From somewhere (I can’t find any details nor links) Rhona magically conjured up for us a self-guided tour of the alleys and courtyards in the historic city of Lübeck. She also selected for us the most beautiful, ancient and charming accommodation right in the heart of the city: The Hotel Haase. Well done, Rhona!
The Hotel Haase – white facade in the middle of the photograph
The central location of the 1304 built house in the middle of the historic Lübeck old town allowed us to explore all the sights on foot.
Haase Hotel Breakfast Room
Haase Hotel and Rose Garden
Painting in the Behnhaus Drägerhaus : Lübecker Stadtgarten by Hermann Linde (1891)
Pretty similar to our place, wouldn’t you say?
In the top photo it’s evident that we were staying in the historic centre of Lübeck. As you walk along this and neighbouring streets you go past openings almost hidden between the houses. The Tourist Office website recommend us to …
“Take a tour of the alleys and courtyards in Lübeck’s Old Town. They are the remains of the medieval urban development. Still inhabited today, they have become a peaceful oasis in the centre of the Old Town.
The magical world of dolls houses. That so much of this secluded quarter in the heart of the Old Town has survived today is down to the care and attention lavished on it by the citizens of Lübeck. Many other towns cleared such areas for new buildings.
The diversity of the alleyways and courtyards is something quite unique throughout the world.
An air of secrecy and adventure shrouds the alleys and courtyards. Visitors often need to leave familiar paths, watch their heads by entrances and exits and it can take a few minutes before eyes have adjusted to the somewhat dim surroundings of the peaceful oases. Many of the alleyways lead into another alley or catch visitors by surprise by depositing them into a familiar street.
It is like dropping back into the Middle Ages in the peace and seclusion of this world. The densely-built alleyways sprang up as a result of the successful trading activities and rapid growth of the “Queen of the Hanseatic League”.
These houses have been built into the City Walls

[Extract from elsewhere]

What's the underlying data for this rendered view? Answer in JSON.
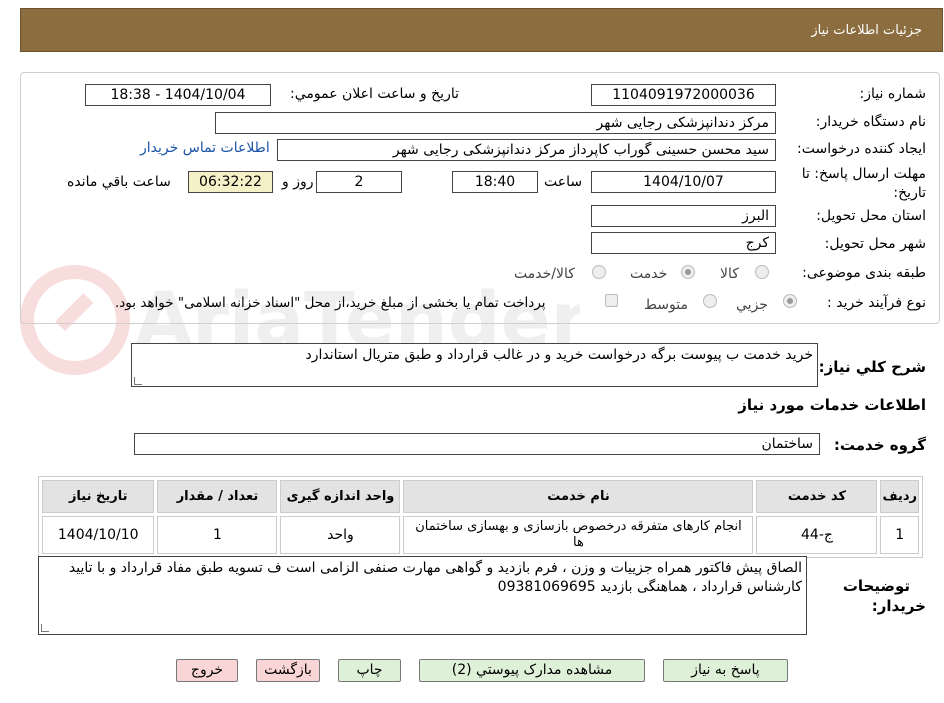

However, it quickly became crowded inside the walls as the Old Town hill didn’t expand at the same rate. Passageways running through the front houses were created and the yards in the rear were built up with so-called huts known as “Buden”.
These were just one storey at the time and only had a single room. None of these wooden huts are standing now. But many of their stone successors still remain today, some of them more than 400 years old – as tiny and as colourful as doll houses. They have turned into attractive housing following extensive renovations in the past.
The social institutions are also a special feature of Lübeck and are still, quite rightly, a source of pride today. Respected Lübeck citizens established foundations to ensure that the widows and orphans of sailors and merchants were well cared for. The most famous of these is the early baroque Füchtingshof. The councillor, Johann Füchting, willed a third of his legacy in 1636 to “the use and benefit of the poor”. The focal point of the courtyard is an outstanding structure with meeting room and director’s room, generally considered to be the most beautiful example of interior rooms from the 17th century in Lübeck.
As these alleys and courtyards are still lived in today, the inhabitants would be grateful if you bear this in mind on your journey of discovery.”
Someone has even established a delightful little cafe in their tiny garden!